Charles Robert Robbins married first Lizzie Rebecca Leaker on May 1, 1889. Their children were: Charles Persey, Elizabeth Robbins, Marie, and Caroline. Charles Robert Robbins married second Mary Louisa Belnap on Aug. 13, 1941. Keeley's of Salt Lake City employed Charles R. Robbins for 35 years. He died Nov. 12, 1956.
Joseph Burtis Robbins married Ellen Francine France on Dec. 18, 1889. Their children were: Calvin Bicknell, Dr. Burtis France, and Thelma Ellen. Joseph Burtis Robbins was president of Keeleys Ice Cream Co., which he helped organize. He died July 2, 1958, and is buried in the Salt Lake City cemetery.
Seymour Bicknell Robbins married Josephine Solomon on June 15, 1899. Their children were: Seymour Kenneth, Emma Louise, and Doris. Seymour Bicknell Robbins died July 30, 1945.
LeGrande Robbins married first Florence May Phillips on April 15, 1892. Their children were: Marcus LeGrande, Daffodil, Donaldson Phillips, William Phillips, and Florence. LeGrande Robbins married second Olive Davis. He resided in Salt Lake City and died Aug. 2, 1947.

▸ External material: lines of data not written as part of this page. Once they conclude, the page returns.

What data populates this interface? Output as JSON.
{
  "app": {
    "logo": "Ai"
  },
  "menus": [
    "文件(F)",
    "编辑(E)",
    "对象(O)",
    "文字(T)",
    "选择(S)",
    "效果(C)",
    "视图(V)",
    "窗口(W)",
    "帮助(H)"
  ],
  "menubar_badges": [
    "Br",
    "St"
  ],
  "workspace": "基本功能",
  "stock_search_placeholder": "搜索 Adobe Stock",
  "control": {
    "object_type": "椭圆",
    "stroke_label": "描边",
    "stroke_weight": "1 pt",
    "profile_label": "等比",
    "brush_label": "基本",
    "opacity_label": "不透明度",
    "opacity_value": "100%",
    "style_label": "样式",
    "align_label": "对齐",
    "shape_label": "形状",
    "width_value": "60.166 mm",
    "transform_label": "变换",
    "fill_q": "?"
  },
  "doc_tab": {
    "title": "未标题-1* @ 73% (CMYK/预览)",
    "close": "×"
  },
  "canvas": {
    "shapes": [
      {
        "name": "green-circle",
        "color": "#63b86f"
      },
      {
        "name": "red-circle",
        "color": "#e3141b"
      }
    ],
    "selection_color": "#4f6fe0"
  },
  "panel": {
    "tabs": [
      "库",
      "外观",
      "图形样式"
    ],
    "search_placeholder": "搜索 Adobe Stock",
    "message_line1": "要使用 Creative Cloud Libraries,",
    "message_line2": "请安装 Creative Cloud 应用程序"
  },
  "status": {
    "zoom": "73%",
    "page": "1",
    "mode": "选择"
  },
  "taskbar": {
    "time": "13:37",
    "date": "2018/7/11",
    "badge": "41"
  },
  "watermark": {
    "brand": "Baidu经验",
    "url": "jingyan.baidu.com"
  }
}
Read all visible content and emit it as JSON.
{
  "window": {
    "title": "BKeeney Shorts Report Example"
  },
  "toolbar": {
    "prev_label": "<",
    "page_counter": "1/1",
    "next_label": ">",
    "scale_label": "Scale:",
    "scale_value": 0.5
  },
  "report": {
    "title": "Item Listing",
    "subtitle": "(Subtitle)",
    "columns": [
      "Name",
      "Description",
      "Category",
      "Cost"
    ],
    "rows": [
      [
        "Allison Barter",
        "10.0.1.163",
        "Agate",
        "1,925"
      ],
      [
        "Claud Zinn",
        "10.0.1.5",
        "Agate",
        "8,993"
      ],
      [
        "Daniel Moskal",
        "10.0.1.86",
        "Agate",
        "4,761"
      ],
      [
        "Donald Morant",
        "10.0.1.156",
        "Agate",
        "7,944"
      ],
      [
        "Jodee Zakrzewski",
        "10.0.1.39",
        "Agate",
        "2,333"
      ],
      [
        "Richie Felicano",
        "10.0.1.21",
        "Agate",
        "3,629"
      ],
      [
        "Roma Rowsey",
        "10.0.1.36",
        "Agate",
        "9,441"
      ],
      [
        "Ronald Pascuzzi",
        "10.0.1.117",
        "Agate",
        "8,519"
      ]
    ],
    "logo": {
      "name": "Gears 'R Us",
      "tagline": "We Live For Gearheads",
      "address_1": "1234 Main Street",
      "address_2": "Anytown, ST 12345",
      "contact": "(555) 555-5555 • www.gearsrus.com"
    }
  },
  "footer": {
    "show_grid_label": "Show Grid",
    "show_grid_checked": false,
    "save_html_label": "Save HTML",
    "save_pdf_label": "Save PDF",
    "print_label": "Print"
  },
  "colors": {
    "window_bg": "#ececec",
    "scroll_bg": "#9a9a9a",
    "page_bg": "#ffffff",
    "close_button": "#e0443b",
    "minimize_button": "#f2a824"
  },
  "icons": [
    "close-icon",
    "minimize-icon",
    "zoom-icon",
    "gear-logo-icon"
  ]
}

George Young Robbins married Margaret Mary Rawle on Dec. 4, 1901. Their children were: Adeline Rawle, Clarice (died as a child), Camille Rawle, Alice Edna, Rudolph Dumbeck (aka R.D)., Fern Rawle, and Marjorie Rawle. George Young Robbins resided in Salt Lake City, Utah and died June 16, 1939.
1. History of Charles Burtis Robbins by Fern Rawle Robbins McKendric, granddaughter of Charles Burtis Robbins and Jane Adeline Young, 1984.
2. Charles Burtis Robbins by Carolyn T. Jensen, descendant of Martha Allen and Charles Burtis Robbins, 1996.
3. Harriet Vilate Pitkin by Clara Seager McRae, descendant of Harriet V. Pitkin and William Kennedy Robinson, 1988.
4. Our Heritage, by the Church of Jesus Christ of Latter-day Saints, pages 74-75.
5. Obituaries of Joseph Young, Charles Burtis Robbins, Joseph Burtis Robbins, and Charles Robert Robbins.
6. Family group sheet of Charles Burtis Robbins and Jane Adeline Young by Dr. Joseph Evans, grandson.
8. The Utah Genealogical and Historical Magazine, July, 1914, on Joseph Young, by Levi Edgar Young.
9. Nauvoo Temple endowment registers.
Father: Joseph YOUNG
Mother: Jane Adeline BICKNELL
Marriage 1 Charles Burtis ROBBINS b: 21 SEP 1834 in Reckleston, Burlington, New Jersey, USA